MIT researchers have created a vibrating capsule that can send signals to the brain to simulate the sensation of being full. On the 22nd of last month, the international academic journal, _Science Advances_, published that MIT researchers created an ingestible capsule called the ‘smart pill’ that may work to suppress appetite by creating an illusory sense of fullness.
The ‘smart pill’ has not yet been tested on humans, but in experiments on pigs, the results have been very promising.
In pigs who were given this pill 20 minutes before eating, the researchers found that this treatment not only stimulated the release of hormones that signal satiety but also reduced the animals’ food intake by about 40 percent.

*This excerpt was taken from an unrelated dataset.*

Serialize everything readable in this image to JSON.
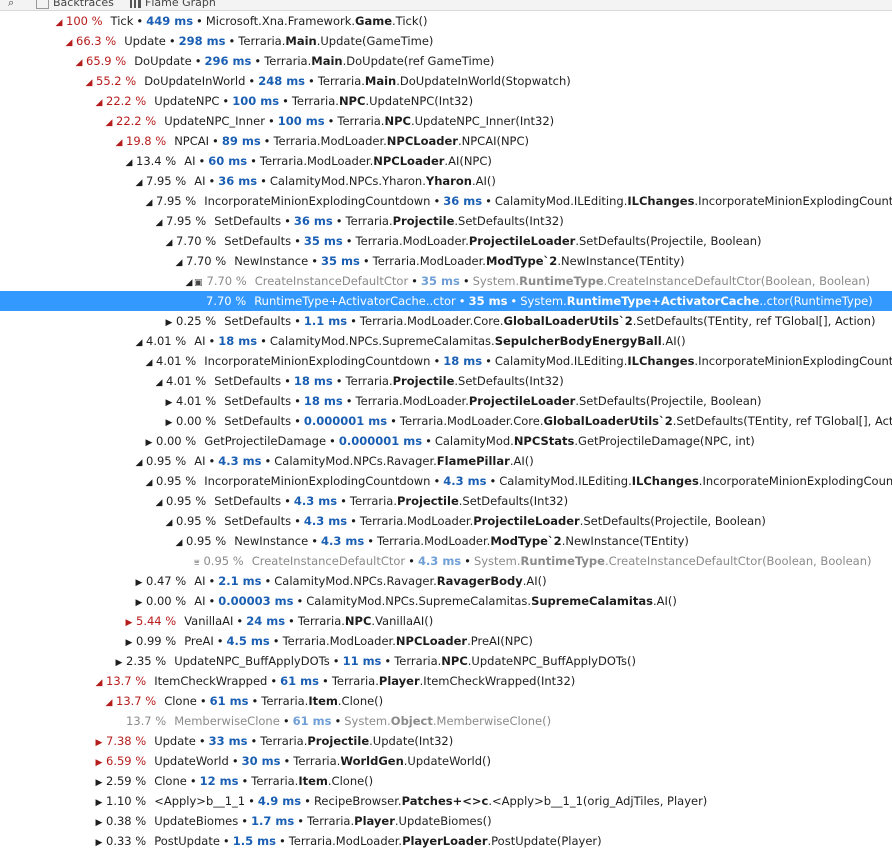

The ‘smart pill’ stays and vibrates within the stomach for 20 minutes to suppress appetite. These vibrations activate the same stretch receptors responsible for sensing stomach distension, thereby tricking the brain into feeling full and reducing the amount of food consumed.
Source: Science Advances
The ‘smart pill’ is intended to treat diseases that cause persistent food cravings, such as obesity, polyphagia, and Prader-Willi syndrome, it was reported.
After the effect is achieved, the pill is excreted from the body.
It is expected that if the pill becomes commercially available, it will be offered at a low cost of less than $1.
The researchers said, “This device has the potential to revolutionize treatment options for obese patients. However, in future research, the physiological effects of the device must be investigated before patients can use the device.”
By. Ei Jae Cho